The chart also shows the growth of sales via Android devices, which have been growing at a much faster rate than Blackberry.
Of the 1.57m sales generated by affiliates in August, 77,082 were made via mobile devices. 27,551 were via iPad, 26,360 on iPhone, and 13,862 on Android.
Fashion works on the iPad
There is some variation between sectors, and the stats show that fashion retailers are doing better than most on iPad.
The fashion sector accounts for more than double the percentage of total sales compare with other sectors, a trend that isn’t there for other mobile devices.
Percentage of iPad sales:
- Retail(electrical): 1.92% of total sales via iPad.
- Retail(fashion): 3.81%.
- Telecoms: 1.21%.
- Travel: 1.01%
Percentage of mobile sales:
- Retail(electrical): 1.64% of total sales via mobile.
- Retail(fashion): 1.38%.
- Telecoms: 2.22%.
- Travel: 0.54%
Why do iPads perform so well?
This is an interesting question, and the fact that, in some circumstances at least, they are performing better than desktop merits further investigation.
As stats from our recent Multichannel Customer Experience Report show, the user experience offered by tablets (and this means iPad for the vast majority) is either good or excellent for the majority of respondents.
If we look at the retail sector (which has the best customer experience according to these stats), then 68% rate the iPad experience as good or excellent, and just 4% poor or very poor.
This is just better than mobile (66% good or better vs 7% poor or very poor), but it trails behind the online user experience.
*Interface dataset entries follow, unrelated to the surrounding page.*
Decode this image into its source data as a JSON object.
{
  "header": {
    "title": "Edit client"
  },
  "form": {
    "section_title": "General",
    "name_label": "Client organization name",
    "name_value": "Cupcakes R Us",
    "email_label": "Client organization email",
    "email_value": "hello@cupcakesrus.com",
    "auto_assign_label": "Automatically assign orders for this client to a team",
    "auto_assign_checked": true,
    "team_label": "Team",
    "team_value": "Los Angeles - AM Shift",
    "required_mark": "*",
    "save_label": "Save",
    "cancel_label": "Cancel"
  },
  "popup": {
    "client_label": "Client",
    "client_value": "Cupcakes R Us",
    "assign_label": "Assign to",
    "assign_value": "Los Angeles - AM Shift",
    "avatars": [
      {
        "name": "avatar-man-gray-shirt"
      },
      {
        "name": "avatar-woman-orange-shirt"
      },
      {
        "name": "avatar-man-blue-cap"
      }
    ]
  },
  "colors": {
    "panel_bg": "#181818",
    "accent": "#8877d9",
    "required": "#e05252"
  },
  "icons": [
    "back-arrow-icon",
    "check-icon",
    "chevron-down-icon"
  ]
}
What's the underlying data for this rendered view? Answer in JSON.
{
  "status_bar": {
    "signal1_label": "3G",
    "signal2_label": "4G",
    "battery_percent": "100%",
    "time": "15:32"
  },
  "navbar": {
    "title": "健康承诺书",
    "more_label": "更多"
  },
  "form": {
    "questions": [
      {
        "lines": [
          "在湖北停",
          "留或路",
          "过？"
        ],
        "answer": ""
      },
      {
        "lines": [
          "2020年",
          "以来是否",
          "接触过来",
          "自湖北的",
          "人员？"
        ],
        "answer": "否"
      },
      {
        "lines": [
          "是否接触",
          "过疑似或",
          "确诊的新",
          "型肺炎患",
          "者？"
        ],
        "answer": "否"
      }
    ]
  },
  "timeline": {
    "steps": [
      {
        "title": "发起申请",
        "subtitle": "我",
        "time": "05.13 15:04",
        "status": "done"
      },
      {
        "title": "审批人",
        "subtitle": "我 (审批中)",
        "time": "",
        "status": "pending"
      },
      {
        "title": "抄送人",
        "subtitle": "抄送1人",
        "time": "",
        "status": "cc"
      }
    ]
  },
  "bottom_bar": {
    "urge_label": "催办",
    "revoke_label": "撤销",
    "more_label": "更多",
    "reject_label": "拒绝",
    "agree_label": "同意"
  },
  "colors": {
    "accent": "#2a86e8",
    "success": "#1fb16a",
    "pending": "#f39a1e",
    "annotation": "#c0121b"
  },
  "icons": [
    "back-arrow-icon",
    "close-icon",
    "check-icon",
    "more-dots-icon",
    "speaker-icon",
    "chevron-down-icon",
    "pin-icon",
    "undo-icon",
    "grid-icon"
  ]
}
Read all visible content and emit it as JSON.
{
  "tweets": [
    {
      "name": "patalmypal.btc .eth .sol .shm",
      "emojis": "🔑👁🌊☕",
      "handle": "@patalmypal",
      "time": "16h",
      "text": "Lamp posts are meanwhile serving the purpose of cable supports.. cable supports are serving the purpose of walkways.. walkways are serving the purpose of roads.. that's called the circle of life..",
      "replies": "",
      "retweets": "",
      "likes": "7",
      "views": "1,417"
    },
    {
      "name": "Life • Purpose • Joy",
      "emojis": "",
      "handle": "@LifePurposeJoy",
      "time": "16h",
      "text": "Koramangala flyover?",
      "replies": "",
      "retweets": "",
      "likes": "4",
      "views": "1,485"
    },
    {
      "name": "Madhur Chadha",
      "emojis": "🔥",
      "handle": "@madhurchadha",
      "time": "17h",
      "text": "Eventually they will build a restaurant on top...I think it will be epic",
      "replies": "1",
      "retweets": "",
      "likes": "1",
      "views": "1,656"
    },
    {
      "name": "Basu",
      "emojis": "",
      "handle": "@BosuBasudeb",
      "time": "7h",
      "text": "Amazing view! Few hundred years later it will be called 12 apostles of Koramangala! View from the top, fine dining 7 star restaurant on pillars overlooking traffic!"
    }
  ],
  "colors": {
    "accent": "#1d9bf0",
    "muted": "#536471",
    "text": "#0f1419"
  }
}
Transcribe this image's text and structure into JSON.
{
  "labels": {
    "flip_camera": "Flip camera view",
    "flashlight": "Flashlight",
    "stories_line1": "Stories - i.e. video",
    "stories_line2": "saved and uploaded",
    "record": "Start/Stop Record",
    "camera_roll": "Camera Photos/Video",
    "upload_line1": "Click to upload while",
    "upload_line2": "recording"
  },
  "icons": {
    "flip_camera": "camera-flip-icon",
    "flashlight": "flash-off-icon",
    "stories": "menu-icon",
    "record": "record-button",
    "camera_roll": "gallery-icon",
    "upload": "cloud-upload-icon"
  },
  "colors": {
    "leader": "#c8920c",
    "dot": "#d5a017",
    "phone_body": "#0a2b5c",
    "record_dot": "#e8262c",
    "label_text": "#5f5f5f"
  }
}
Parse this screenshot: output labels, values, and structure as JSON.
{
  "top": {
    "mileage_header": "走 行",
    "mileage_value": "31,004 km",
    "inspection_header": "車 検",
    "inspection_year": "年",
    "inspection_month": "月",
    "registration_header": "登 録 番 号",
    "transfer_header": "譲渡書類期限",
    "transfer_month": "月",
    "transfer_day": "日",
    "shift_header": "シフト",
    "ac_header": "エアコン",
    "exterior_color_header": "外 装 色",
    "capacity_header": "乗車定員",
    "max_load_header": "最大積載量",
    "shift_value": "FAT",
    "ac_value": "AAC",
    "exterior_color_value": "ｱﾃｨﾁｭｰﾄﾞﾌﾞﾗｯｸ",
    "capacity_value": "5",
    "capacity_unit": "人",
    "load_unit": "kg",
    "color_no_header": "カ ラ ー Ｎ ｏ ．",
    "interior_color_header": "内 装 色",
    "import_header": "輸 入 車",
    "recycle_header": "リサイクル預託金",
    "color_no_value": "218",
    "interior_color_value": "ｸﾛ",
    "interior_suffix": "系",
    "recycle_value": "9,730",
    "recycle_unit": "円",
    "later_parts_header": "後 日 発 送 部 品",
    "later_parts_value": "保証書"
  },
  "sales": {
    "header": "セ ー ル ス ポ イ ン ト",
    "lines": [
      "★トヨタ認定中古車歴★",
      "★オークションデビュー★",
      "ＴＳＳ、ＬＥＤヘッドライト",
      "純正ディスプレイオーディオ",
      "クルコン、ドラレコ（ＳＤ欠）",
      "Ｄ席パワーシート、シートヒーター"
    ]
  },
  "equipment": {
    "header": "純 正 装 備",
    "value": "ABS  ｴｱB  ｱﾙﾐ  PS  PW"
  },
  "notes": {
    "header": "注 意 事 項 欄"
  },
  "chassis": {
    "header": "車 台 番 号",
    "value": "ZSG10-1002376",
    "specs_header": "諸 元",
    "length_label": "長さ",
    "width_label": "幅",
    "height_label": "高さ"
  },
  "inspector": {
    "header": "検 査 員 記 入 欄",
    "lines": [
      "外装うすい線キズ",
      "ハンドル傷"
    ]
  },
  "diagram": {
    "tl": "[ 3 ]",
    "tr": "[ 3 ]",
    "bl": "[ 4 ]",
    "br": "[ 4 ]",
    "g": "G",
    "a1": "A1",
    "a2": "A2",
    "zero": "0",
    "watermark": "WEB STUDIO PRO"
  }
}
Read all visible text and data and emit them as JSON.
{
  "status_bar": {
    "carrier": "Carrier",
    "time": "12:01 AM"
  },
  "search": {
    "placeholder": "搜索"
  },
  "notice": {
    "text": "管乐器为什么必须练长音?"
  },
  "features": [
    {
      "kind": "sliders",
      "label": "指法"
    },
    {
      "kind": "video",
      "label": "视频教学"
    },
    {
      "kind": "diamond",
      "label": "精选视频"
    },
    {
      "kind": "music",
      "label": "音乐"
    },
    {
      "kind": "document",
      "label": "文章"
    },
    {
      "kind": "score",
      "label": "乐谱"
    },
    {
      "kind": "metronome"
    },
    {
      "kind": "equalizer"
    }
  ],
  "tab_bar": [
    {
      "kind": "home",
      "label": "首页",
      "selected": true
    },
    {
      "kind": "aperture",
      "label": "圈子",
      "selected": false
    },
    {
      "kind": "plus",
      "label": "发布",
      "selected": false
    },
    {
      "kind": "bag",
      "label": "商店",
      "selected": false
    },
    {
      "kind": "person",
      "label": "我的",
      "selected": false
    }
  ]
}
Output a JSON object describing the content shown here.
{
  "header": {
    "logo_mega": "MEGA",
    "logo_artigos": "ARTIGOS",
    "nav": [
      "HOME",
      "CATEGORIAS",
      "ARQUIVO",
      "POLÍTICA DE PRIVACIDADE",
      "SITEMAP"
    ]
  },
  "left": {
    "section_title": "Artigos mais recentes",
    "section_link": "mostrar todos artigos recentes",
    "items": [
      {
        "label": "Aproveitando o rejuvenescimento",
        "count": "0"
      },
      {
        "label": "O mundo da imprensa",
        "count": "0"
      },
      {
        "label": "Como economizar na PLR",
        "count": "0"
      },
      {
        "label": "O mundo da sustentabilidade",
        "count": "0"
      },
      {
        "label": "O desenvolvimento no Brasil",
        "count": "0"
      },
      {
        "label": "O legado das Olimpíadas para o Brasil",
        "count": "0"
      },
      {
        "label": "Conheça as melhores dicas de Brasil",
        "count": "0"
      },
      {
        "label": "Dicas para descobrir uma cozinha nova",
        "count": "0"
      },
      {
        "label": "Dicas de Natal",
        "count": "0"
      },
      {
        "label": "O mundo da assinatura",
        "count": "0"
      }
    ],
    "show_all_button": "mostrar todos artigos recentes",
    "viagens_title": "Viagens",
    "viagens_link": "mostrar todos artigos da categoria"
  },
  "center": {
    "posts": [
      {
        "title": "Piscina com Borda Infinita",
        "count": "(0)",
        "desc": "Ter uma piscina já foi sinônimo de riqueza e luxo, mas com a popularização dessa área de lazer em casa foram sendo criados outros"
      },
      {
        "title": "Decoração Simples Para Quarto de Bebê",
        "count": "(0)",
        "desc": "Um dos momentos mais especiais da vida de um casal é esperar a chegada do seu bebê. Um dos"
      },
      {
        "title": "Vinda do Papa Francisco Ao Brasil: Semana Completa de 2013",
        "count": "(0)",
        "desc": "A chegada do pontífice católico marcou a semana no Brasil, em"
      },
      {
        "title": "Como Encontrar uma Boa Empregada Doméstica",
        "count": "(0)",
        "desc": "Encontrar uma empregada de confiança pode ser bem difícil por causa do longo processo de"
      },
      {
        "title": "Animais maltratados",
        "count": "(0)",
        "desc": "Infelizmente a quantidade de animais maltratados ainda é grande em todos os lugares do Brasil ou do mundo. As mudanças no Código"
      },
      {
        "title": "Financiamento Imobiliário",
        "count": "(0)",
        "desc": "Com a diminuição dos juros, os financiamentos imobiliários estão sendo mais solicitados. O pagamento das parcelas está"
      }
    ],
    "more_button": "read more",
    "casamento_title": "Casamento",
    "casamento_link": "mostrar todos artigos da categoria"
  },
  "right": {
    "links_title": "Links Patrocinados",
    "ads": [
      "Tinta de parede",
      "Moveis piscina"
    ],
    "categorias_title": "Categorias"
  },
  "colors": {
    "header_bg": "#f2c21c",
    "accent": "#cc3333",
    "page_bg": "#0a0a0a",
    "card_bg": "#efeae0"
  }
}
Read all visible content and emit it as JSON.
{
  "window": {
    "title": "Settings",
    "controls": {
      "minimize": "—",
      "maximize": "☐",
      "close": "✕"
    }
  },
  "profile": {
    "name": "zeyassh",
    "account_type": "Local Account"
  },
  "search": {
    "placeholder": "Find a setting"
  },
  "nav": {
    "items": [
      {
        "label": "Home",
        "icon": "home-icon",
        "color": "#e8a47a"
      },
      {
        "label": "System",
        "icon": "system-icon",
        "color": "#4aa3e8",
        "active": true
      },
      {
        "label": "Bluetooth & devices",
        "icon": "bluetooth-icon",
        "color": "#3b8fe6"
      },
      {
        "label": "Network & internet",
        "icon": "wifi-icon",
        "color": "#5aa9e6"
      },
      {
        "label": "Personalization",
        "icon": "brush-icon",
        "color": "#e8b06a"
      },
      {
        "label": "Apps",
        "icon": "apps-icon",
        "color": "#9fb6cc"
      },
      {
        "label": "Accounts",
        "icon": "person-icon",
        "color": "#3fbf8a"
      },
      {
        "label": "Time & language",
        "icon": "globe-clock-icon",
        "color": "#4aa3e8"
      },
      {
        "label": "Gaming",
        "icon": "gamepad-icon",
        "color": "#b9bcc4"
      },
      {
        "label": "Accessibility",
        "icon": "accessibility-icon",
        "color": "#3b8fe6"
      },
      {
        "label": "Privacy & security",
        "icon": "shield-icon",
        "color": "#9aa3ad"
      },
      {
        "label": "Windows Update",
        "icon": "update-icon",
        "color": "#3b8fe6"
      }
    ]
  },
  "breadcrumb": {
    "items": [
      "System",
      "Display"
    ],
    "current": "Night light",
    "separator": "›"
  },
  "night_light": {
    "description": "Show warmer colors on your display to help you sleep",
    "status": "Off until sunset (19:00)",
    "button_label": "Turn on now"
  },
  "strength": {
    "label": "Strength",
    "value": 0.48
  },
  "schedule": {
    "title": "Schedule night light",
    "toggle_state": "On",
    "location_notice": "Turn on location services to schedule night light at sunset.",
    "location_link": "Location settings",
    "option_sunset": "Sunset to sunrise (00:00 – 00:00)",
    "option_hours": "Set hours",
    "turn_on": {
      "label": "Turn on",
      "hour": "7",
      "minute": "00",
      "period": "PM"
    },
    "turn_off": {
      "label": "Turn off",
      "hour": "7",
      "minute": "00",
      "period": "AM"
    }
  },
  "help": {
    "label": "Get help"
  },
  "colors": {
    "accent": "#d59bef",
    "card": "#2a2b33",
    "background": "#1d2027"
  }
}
The vast majority (86%) rate the online user experience for retailers as good or excellent, and just 1% poor.
So, the user experience on iPad sits in between desktop and mobile, and is closer to mobile according to these stats. For me, I think the user experience is much better than iPad than mobile, though I have encountered the odd issue during checkout, particularly with Verified by Visa.
Users of iPads are converting better than desktop despite an inferior user experience, which means other factors are at play. Basically, iPad users are likely to have more money to spend than the average desktop, and are less price-sensitive.
According to Matt Swan:
iPad users typically have higher amounts of disposable income, know what they want to purchase and are using their iPad’s to transact. We typically see that a lot of desktop traffic is where consumers are in the research phase. This traffic is not necessarily going to convert and is why we are seeing lower conversion rates through desktops.
In addition, the way in which people are using tablets may also impact this. People are often using their iPads at home, perhaps browsing while in bed on a Sunday morning, or on the sofa while watching TV. In short, it’s more of a lean-back experience.
Our recent Conversion Rate Optimization Report found that just 16% of companies are conducting any kind of usability testing on tablets, but these stats show that retailers (ad fashion brands especially) need to take notice of the iPad.